■ Directions for this task
What is needed is an exact copy of all the lines below.

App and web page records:
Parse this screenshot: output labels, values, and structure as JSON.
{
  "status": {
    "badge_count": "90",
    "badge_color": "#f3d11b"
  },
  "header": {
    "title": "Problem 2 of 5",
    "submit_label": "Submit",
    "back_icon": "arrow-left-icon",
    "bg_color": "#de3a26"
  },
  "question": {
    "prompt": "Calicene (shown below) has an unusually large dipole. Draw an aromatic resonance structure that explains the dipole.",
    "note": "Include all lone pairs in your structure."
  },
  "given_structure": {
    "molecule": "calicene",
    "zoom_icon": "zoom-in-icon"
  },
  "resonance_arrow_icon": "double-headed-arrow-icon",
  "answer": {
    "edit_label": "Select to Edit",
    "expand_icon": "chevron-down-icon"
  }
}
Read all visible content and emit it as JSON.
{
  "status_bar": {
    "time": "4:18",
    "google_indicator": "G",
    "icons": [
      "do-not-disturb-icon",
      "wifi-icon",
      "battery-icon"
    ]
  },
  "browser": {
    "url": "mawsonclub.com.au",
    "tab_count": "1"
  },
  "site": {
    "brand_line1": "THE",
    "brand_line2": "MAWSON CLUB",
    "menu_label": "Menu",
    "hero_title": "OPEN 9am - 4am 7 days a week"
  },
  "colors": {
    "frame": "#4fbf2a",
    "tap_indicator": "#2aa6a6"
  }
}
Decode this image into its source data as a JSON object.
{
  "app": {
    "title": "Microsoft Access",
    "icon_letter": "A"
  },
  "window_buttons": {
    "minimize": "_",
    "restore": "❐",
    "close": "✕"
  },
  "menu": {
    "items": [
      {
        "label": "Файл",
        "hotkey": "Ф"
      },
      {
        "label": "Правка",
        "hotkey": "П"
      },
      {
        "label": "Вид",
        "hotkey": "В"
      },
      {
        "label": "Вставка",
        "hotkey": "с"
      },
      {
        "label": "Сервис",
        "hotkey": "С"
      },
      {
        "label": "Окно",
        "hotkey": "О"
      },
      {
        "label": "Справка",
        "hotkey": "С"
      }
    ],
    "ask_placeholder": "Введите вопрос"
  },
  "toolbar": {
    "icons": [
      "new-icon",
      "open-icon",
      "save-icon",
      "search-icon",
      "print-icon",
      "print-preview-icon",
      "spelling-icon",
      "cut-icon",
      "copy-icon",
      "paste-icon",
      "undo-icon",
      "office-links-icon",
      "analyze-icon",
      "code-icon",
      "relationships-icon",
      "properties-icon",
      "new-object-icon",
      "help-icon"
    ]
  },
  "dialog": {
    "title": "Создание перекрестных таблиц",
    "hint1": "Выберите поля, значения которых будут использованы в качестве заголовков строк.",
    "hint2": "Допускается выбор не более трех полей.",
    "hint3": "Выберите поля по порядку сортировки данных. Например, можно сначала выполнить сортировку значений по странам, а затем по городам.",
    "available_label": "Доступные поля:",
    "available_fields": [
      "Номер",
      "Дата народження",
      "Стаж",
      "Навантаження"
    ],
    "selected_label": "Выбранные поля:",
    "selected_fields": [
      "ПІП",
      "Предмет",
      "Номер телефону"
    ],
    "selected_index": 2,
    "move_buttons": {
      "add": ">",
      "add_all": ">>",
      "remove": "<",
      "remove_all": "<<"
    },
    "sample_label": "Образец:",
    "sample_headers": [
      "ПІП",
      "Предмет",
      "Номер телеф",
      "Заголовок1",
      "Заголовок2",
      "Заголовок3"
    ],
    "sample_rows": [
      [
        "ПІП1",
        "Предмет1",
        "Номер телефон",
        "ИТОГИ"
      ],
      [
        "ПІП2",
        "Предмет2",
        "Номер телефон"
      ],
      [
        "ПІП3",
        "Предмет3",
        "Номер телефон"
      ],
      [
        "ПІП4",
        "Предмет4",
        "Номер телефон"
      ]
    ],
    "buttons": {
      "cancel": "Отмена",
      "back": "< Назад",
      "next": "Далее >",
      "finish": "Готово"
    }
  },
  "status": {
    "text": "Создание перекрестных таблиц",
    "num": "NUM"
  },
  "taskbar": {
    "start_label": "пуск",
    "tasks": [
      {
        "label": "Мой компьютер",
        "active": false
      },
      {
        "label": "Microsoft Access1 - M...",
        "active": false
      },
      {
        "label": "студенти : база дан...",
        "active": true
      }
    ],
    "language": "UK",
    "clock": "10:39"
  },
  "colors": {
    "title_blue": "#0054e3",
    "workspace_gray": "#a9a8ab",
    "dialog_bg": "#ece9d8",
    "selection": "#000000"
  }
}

■ Result for this exercise
Parse this screenshot: output labels, values, and structure as JSON.
{
  "status": {
    "badge_count": "90",
    "badge_color": "#f3d11b"
  },
  "header": {
    "title": "Problem 2 of 5",
    "submit_label": "Submit",
    "back_icon": "arrow-left-icon",
    "bg_color": "#de3a26"
  },
  "question": {
    "prompt": "Calicene (shown below) has an unusually large dipole. Draw an aromatic resonance structure that explains the dipole.",
    "note": "Include all lone pairs in your structure."
  },
  "given_structure": {
    "molecule": "calicene",
    "zoom_icon": "zoom-in-icon"
  },
  "resonance_arrow_icon": "double-headed-arrow-icon",
  "answer": {
    "edit_label": "Select to Edit",
    "expand_icon": "chevron-down-icon"
  }
}
Read all visible content and emit it as JSON.
{
  "status_bar": {
    "time": "4:18",
    "google_indicator": "G",
    "icons": [
      "do-not-disturb-icon",
      "wifi-icon",
      "battery-icon"
    ]
  },
  "browser": {
    "url": "mawsonclub.com.au",
    "tab_count": "1"
  },
  "site": {
    "brand_line1": "THE",
    "brand_line2": "MAWSON CLUB",
    "menu_label": "Menu",
    "hero_title": "OPEN 9am - 4am 7 days a week"
  },
  "colors": {
    "frame": "#4fbf2a",
    "tap_indicator": "#2aa6a6"
  }
}
Decode this image into its source data as a JSON object.
{
  "app": {
    "title": "Microsoft Access",
    "icon_letter": "A"
  },
  "window_buttons": {
    "minimize": "_",
    "restore": "❐",
    "close": "✕"
  },
  "menu": {
    "items": [
      {
        "label": "Файл",
        "hotkey": "Ф"
      },
      {
        "label": "Правка",
        "hotkey": "П"
      },
      {
        "label": "Вид",
        "hotkey": "В"
      },
      {
        "label": "Вставка",
        "hotkey": "с"
      },
      {
        "label": "Сервис",
        "hotkey": "С"
      },
      {
        "label": "Окно",
        "hotkey": "О"
      },
      {
        "label": "Справка",
        "hotkey": "С"
      }
    ],
    "ask_placeholder": "Введите вопрос"
  },
  "toolbar": {
    "icons": [
      "new-icon",
      "open-icon",
      "save-icon",
      "search-icon",
      "print-icon",
      "print-preview-icon",
      "spelling-icon",
      "cut-icon",
      "copy-icon",
      "paste-icon",
      "undo-icon",
      "office-links-icon",
      "analyze-icon",
      "code-icon",
      "relationships-icon",
      "properties-icon",
      "new-object-icon",
      "help-icon"
    ]
  },
  "dialog": {
    "title": "Создание перекрестных таблиц",
    "hint1": "Выберите поля, значения которых будут использованы в качестве заголовков строк.",
    "hint2": "Допускается выбор не более трех полей.",
    "hint3": "Выберите поля по порядку сортировки данных. Например, можно сначала выполнить сортировку значений по странам, а затем по городам.",
    "available_label": "Доступные поля:",
    "available_fields": [
      "Номер",
      "Дата народження",
      "Стаж",
      "Навантаження"
    ],
    "selected_label": "Выбранные поля:",
    "selected_fields": [
      "ПІП",
      "Предмет",
      "Номер телефону"
    ],
    "selected_index": 2,
    "move_buttons": {
      "add": ">",
      "add_all": ">>",
      "remove": "<",
      "remove_all": "<<"
    },
    "sample_label": "Образец:",
    "sample_headers": [
      "ПІП",
      "Предмет",
      "Номер телеф",
      "Заголовок1",
      "Заголовок2",
      "Заголовок3"
    ],
    "sample_rows": [
      [
        "ПІП1",
        "Предмет1",
        "Номер телефон",
        "ИТОГИ"
      ],
      [
        "ПІП2",
        "Предмет2",
        "Номер телефон"
      ],
      [
        "ПІП3",
        "Предмет3",
        "Номер телефон"
      ],
      [
        "ПІП4",
        "Предмет4",
        "Номер телефон"
      ]
    ],
    "buttons": {
      "cancel": "Отмена",
      "back": "< Назад",
      "next": "Далее >",
      "finish": "Готово"
    }
  },
  "status": {
    "text": "Создание перекрестных таблиц",
    "num": "NUM"
  },
  "taskbar": {
    "start_label": "пуск",
    "tasks": [
      {
        "label": "Мой компьютер",
        "active": false
      },
      {
        "label": "Microsoft Access1 - M...",
        "active": false
      },
      {
        "label": "студенти : база дан...",
        "active": true
      }
    ],
    "language": "UK",
    "clock": "10:39"
  },
  "colors": {
    "title_blue": "#0054e3",
    "workspace_gray": "#a9a8ab",
    "dialog_bg": "#ece9d8",
    "selection": "#000000"
  }
}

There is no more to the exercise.